To do this we need wholeheartedly to embrace in the curriculum works that sit beyond the canon, to the extent that they become part of the everyday and are not trumpeted as unusual. How can a young actor fully participate in intensive learning if they are forced to view everything through the lens of someone else? They can’t. Nor should any student be expected to.
An equally essential shift is required in our use of language, particularly in how we teach. A student from Manchester or Halifax doesn’t have an accent that positions them as ‘other’ – they have a voice, as valid and potentially compelling as any other. Finding that authentic voice in classical works such as Shakespeare is crucial. A line of verse is often referred to as having the rhythm of a heartbeat. Who doesn’t have a heartbeat? The training then becomes about students finding their own cultural heartbeat in the work.
Our approach at ArtsEd is guided by these tenets and by the fact that our teaching practices need to evolve constantly, and consistently respond directly to the creative uniqueness of the students we teach and to the ever-changing industry in which they will work.
The appointments of Orla O’Loughlin at Guildhall and Sarah Frankcom at LAMDA are further examples of the change that is needed.
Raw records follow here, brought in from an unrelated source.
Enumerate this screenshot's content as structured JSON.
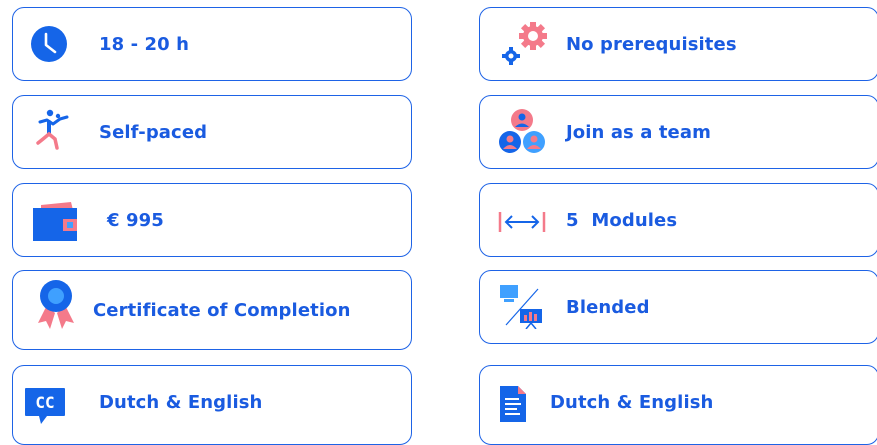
{
  "colors": {
    "accent": "#1a5be0",
    "border": "#1e63e6",
    "pink": "#f47a8a",
    "blue": "#1565e8"
  },
  "cards": [
    {
      "label": "18 - 20 h",
      "icon": "clock-icon"
    },
    {
      "label": "No prerequisites",
      "icon": "gears-icon"
    },
    {
      "label": "Self-paced",
      "icon": "running-person-icon"
    },
    {
      "label": "Join as a team",
      "icon": "team-icon"
    },
    {
      "label": "€ 995",
      "icon": "wallet-icon"
    },
    {
      "label": "5  Modules",
      "icon": "arrow-range-icon"
    },
    {
      "label": "Certificate of Completion",
      "icon": "award-ribbon-icon"
    },
    {
      "label": "Blended",
      "icon": "presentation-icon"
    },
    {
      "label": "Dutch & English",
      "icon": "closed-captions-icon"
    },
    {
      "label": "Dutch & English",
      "icon": "document-icon"
    }
  ],
  "icon_text": {
    "cc": "CC"
  }
}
Initial conversations with them indicate the beginnings of a truly collaborative approach, one that will enhance the cultural vitality of drama schools, re-engaging, re-igniting and re-imagining what a contemporary, industry-focused actor training programme can be. This will be a truly exciting opportunity to ensure all voices are given an authentic opportunity to be included.
Expertise in our craft is not the privilege of the majority – it comes in a variety of colours, classes, genders, sexualities and disabilities. The permanent teaching staff at drama schools should reflect this.
Viola Davis once said: “Ultimately acting is not rocket science, but it is an art form. What you are doing is illuminating humanity. You can only shine if you’re included in the narrative. You don’t put any boundaries on it. It’s infinite and the only way we can do what we do is if people use their imaginations so that all can be included in it.”
Julie Spencer is director of the school of acting at ArtsEd